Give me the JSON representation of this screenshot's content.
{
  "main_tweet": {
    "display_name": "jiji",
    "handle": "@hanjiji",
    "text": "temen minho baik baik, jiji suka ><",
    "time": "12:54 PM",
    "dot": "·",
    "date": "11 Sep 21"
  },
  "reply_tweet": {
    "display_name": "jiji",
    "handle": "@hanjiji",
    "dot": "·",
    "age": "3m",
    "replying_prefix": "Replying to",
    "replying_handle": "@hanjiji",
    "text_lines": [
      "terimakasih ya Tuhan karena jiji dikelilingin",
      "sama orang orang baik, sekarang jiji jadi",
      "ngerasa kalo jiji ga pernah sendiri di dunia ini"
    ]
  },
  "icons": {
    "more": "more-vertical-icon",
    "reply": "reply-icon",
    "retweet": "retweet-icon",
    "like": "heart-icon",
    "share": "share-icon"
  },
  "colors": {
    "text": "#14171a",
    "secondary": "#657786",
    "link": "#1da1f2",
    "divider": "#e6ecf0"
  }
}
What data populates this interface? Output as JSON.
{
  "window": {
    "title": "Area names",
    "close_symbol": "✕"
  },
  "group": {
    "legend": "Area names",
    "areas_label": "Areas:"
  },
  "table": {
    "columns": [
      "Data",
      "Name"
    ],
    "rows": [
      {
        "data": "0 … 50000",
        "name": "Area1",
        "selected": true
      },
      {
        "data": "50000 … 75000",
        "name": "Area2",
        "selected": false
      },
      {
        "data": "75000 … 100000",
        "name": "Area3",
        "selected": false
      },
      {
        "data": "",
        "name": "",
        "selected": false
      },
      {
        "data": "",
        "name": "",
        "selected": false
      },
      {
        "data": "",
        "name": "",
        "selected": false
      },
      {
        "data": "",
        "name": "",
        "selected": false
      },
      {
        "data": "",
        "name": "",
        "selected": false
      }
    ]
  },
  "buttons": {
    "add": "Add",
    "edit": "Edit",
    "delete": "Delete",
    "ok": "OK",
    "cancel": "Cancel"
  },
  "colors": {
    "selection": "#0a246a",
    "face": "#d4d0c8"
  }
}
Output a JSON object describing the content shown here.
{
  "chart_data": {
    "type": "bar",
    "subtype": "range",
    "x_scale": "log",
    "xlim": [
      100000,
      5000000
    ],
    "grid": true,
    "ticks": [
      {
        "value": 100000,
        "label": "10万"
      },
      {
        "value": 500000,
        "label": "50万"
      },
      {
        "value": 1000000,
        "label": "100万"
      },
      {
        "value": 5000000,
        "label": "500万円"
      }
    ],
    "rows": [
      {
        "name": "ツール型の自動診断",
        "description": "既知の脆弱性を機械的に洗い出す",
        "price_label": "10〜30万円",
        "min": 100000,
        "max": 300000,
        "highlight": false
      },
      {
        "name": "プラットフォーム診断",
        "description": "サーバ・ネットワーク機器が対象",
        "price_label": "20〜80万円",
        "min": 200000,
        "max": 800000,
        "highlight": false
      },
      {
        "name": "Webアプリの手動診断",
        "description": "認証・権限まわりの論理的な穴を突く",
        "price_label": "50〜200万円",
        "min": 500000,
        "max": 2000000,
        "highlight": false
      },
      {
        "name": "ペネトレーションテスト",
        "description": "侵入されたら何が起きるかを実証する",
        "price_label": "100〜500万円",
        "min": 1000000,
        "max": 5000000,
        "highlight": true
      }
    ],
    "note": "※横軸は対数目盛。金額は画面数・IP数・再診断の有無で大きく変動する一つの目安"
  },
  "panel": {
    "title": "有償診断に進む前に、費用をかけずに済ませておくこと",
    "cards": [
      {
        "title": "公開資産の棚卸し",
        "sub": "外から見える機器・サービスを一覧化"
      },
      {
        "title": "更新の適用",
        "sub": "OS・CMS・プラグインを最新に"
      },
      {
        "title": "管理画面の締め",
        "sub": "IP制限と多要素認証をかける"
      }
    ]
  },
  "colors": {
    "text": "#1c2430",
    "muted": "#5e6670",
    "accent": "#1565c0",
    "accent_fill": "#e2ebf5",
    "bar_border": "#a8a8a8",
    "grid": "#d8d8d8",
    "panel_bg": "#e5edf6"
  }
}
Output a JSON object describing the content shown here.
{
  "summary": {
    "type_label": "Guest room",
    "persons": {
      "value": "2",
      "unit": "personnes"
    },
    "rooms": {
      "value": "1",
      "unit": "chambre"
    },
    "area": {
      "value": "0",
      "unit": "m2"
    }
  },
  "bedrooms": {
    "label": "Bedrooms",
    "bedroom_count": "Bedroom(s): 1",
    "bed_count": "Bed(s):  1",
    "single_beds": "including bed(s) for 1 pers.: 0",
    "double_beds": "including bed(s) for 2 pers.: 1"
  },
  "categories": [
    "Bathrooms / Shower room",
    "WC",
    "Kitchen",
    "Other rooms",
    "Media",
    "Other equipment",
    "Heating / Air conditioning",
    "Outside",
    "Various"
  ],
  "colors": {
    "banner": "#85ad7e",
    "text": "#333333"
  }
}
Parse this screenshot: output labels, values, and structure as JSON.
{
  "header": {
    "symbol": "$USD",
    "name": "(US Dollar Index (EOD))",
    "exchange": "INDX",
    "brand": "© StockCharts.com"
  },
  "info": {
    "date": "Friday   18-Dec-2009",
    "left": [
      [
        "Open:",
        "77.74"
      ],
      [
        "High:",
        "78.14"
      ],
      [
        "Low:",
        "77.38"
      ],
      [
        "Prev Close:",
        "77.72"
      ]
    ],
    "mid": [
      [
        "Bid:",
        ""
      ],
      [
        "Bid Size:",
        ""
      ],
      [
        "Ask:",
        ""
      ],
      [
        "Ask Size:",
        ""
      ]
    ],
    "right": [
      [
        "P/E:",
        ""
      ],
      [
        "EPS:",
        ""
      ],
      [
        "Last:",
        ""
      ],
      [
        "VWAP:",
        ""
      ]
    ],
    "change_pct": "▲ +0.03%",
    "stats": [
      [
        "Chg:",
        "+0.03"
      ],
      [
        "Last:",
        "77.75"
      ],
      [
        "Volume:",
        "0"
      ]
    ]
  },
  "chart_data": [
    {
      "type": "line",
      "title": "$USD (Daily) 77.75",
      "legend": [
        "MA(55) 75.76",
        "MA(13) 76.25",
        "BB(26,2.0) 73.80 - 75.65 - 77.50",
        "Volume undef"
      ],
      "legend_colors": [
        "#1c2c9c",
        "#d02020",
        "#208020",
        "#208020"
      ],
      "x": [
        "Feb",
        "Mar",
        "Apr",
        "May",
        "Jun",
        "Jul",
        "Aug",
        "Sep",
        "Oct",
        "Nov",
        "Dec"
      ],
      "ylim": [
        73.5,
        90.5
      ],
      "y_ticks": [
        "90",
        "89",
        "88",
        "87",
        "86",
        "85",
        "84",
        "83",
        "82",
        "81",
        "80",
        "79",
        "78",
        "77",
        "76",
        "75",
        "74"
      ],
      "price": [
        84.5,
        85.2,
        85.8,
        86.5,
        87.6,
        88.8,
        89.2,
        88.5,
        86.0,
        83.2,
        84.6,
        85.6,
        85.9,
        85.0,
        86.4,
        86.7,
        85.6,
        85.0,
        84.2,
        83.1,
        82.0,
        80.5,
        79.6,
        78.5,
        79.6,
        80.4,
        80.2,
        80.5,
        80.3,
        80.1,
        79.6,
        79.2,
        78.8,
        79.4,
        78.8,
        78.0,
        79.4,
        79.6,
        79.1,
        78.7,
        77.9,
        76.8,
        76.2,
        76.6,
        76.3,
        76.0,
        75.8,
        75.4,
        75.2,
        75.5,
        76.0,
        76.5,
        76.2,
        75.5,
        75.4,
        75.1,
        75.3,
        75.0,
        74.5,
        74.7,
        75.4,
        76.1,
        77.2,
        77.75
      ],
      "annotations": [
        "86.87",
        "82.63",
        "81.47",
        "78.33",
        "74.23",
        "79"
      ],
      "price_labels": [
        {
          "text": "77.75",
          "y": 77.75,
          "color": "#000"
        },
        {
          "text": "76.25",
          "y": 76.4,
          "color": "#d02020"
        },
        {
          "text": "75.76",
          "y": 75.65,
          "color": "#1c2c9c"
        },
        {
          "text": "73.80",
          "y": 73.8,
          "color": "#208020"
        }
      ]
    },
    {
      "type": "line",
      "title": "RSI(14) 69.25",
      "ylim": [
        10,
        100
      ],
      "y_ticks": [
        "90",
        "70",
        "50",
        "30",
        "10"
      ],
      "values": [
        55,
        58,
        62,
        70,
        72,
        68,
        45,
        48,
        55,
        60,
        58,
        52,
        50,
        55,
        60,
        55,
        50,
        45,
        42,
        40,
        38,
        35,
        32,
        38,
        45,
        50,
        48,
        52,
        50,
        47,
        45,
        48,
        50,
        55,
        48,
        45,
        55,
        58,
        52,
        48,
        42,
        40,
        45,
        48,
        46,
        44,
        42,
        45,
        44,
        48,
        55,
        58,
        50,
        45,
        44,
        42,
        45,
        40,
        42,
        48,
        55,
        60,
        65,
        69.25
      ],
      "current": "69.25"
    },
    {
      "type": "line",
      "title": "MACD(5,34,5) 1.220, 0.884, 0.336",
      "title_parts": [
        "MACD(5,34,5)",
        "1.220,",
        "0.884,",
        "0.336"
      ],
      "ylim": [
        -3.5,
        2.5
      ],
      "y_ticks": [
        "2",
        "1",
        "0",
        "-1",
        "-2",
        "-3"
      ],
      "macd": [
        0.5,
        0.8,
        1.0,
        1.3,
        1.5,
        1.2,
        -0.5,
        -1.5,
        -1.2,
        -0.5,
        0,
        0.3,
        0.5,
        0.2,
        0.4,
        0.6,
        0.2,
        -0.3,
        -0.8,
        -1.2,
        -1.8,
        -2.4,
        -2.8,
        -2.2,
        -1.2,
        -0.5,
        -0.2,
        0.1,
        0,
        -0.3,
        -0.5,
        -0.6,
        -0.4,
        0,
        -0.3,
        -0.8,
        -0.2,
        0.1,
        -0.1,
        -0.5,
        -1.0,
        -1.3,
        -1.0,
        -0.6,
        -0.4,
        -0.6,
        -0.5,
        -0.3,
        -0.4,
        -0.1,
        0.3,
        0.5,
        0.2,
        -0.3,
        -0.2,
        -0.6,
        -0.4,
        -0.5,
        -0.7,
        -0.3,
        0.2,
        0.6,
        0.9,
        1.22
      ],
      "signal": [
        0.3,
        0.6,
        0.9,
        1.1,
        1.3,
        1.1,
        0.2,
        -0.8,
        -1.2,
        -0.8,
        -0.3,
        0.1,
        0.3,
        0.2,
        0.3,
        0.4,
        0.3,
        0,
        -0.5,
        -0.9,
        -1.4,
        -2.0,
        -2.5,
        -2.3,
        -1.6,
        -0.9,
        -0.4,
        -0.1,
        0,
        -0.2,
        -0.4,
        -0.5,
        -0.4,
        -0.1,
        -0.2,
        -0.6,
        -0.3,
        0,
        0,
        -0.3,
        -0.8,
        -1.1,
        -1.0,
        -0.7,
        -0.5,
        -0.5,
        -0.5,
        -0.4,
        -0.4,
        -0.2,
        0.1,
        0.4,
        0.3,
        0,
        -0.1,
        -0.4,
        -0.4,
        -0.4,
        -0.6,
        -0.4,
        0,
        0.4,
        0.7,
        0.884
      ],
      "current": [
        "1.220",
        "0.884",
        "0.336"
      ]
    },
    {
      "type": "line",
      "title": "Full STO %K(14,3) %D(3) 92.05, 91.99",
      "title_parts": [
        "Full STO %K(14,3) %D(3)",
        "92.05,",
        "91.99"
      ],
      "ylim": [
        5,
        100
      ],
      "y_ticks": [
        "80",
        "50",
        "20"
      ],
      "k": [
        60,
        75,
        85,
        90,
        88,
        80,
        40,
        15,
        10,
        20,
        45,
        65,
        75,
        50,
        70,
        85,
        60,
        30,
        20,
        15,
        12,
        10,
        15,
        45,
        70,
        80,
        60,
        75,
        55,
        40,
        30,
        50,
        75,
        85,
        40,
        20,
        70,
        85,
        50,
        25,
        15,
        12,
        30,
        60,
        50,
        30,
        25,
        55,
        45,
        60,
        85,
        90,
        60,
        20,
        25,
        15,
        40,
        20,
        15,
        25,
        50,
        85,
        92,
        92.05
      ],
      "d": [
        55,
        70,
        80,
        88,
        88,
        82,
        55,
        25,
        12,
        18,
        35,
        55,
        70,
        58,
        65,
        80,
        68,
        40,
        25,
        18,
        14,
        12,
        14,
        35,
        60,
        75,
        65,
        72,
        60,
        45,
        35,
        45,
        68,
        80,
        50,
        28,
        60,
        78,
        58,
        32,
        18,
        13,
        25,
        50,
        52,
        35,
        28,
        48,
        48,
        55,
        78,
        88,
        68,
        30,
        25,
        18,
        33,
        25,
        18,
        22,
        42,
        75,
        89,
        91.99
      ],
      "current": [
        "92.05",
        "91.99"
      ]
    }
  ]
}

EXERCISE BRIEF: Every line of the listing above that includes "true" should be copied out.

TASK SOLUTION:
        "selected": true
    "grid": true,
        "highlight": true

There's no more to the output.